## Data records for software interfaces
☆ ☆ ☆ ☆ ☆

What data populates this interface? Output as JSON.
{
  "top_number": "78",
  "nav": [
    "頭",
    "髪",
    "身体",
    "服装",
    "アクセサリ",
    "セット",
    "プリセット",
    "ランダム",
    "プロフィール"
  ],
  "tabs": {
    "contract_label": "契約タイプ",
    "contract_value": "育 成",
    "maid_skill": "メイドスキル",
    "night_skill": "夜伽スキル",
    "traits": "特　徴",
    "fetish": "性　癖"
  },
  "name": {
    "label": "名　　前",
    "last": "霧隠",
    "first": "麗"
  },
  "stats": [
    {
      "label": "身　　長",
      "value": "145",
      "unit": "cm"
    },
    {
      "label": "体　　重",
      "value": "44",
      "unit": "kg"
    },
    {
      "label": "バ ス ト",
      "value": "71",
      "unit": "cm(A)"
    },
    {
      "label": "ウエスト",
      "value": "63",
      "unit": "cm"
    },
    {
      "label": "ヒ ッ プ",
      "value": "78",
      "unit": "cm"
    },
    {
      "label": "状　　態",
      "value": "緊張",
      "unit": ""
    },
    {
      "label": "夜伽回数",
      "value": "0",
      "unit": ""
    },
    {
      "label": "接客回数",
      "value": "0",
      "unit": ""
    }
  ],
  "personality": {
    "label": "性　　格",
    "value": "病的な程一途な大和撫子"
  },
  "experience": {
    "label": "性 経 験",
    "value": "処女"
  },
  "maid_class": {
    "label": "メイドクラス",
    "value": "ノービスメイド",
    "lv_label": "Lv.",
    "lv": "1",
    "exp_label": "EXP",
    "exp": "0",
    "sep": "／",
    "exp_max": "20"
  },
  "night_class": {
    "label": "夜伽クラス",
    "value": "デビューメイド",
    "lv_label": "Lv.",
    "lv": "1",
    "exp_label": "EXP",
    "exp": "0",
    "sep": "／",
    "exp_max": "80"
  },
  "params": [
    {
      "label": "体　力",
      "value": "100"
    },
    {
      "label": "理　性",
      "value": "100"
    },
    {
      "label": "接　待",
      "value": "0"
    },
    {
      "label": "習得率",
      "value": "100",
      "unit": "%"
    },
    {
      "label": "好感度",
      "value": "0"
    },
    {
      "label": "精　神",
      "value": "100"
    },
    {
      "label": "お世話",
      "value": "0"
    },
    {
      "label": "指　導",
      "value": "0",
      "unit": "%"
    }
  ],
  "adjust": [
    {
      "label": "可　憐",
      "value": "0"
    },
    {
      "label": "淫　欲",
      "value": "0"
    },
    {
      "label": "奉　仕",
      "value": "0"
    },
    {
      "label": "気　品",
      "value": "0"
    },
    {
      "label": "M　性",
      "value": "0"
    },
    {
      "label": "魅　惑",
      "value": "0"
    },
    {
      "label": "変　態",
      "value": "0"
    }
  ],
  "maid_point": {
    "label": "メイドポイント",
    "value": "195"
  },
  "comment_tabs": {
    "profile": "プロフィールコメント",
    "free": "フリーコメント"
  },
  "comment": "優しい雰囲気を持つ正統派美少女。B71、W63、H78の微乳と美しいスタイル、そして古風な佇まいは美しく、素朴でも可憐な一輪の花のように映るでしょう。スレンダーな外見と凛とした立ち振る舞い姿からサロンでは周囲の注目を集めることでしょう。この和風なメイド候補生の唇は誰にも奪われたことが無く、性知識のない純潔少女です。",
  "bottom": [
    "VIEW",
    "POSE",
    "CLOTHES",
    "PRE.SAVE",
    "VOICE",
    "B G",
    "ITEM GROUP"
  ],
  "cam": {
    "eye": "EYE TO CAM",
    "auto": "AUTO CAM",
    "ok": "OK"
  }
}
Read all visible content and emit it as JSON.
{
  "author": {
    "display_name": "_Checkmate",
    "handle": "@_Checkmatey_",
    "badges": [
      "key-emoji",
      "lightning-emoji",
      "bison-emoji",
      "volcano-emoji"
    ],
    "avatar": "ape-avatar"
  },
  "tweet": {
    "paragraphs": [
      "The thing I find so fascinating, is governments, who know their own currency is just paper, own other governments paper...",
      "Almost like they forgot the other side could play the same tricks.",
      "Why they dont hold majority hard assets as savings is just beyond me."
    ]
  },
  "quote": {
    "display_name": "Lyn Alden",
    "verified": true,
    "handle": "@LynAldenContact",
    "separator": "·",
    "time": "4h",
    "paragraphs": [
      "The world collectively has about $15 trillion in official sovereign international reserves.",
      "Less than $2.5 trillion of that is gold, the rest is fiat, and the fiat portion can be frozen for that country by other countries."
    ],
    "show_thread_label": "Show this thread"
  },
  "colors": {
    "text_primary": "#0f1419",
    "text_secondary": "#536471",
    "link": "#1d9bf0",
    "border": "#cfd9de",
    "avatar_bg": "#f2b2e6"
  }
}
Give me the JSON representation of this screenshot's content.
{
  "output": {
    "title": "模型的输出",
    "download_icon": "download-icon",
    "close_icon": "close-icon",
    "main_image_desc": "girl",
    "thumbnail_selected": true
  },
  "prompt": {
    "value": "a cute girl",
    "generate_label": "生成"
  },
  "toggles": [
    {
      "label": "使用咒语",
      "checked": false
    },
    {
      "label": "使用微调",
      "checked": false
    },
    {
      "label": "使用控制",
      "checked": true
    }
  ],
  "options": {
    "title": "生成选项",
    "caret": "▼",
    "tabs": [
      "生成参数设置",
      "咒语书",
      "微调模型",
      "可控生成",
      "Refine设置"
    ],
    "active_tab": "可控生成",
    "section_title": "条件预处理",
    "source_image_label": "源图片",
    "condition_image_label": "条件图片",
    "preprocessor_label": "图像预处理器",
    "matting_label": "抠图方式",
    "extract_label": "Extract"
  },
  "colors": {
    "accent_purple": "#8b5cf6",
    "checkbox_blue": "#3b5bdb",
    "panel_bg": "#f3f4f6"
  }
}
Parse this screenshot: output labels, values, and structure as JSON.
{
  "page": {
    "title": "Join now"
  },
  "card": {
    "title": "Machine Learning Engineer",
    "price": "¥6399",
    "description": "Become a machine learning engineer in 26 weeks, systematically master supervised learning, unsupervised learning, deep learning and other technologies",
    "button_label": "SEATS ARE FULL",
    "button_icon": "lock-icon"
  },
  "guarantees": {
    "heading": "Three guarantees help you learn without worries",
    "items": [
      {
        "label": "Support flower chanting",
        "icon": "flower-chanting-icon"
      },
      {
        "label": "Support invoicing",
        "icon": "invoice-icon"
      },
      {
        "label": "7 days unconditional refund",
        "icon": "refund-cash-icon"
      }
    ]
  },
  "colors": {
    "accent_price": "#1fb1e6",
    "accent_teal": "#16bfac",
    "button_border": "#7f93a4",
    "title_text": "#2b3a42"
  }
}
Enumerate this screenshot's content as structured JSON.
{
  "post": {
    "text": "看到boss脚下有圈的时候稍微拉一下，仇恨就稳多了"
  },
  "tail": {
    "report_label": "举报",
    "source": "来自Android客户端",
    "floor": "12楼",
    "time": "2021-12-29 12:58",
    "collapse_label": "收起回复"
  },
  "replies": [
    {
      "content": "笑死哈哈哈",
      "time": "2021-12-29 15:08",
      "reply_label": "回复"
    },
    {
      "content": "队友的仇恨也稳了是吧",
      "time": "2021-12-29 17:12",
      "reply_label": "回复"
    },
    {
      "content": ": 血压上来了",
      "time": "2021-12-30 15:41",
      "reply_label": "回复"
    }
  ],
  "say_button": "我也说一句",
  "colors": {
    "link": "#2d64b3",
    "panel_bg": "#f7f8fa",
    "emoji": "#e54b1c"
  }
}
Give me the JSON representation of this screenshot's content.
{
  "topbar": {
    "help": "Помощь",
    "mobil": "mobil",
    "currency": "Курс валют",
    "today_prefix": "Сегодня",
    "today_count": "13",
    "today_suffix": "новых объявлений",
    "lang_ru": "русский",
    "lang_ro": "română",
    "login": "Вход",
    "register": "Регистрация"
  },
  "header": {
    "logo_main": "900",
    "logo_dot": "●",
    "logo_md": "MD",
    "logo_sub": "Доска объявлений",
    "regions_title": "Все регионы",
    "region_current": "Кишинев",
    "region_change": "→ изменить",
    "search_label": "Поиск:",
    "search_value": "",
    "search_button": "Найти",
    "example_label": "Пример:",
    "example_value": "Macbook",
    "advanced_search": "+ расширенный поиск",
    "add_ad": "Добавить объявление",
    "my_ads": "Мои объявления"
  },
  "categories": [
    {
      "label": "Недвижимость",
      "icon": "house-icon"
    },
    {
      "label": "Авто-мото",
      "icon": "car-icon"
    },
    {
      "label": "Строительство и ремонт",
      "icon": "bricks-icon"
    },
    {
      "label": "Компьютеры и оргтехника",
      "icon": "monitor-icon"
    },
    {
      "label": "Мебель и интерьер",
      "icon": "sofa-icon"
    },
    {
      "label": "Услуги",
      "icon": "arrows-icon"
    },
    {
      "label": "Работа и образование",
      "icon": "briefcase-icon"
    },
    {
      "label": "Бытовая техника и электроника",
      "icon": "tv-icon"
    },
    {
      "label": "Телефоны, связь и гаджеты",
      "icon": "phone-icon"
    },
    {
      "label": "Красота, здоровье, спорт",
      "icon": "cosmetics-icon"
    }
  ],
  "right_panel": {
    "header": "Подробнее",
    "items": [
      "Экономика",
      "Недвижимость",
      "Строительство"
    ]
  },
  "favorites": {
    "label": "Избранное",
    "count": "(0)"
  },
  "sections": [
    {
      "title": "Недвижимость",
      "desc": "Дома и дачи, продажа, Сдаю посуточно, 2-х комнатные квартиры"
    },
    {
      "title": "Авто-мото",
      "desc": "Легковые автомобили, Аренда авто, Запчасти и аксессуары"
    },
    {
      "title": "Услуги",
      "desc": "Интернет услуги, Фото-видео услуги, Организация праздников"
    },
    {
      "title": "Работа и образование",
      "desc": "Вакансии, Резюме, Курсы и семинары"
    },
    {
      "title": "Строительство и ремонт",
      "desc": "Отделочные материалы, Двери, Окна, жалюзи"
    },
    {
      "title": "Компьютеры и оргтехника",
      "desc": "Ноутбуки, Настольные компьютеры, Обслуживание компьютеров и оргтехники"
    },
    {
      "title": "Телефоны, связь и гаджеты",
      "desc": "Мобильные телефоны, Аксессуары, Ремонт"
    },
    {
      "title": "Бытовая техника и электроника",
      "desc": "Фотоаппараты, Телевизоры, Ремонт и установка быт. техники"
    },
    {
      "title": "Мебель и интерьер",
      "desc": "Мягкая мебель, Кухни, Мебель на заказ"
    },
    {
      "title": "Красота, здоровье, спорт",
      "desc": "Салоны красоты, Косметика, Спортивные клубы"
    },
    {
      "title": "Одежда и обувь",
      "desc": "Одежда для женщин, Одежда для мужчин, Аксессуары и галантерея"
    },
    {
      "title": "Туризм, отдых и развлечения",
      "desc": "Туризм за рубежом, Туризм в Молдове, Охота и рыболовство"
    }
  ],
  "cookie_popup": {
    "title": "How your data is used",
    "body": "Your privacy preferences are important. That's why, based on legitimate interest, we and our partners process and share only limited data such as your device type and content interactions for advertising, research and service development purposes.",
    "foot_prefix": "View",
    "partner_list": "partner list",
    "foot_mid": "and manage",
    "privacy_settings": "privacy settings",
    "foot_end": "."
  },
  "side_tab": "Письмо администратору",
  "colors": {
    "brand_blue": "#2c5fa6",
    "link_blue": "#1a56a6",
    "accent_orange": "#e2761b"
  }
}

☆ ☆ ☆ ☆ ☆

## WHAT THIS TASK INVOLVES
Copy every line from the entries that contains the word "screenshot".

## TASK RESULT
Give me the JSON representation of this screenshot's content.
Parse this screenshot: output labels, values, and structure as JSON.
Enumerate this screenshot's content as structured JSON.
Give me the JSON representation of this screenshot's content.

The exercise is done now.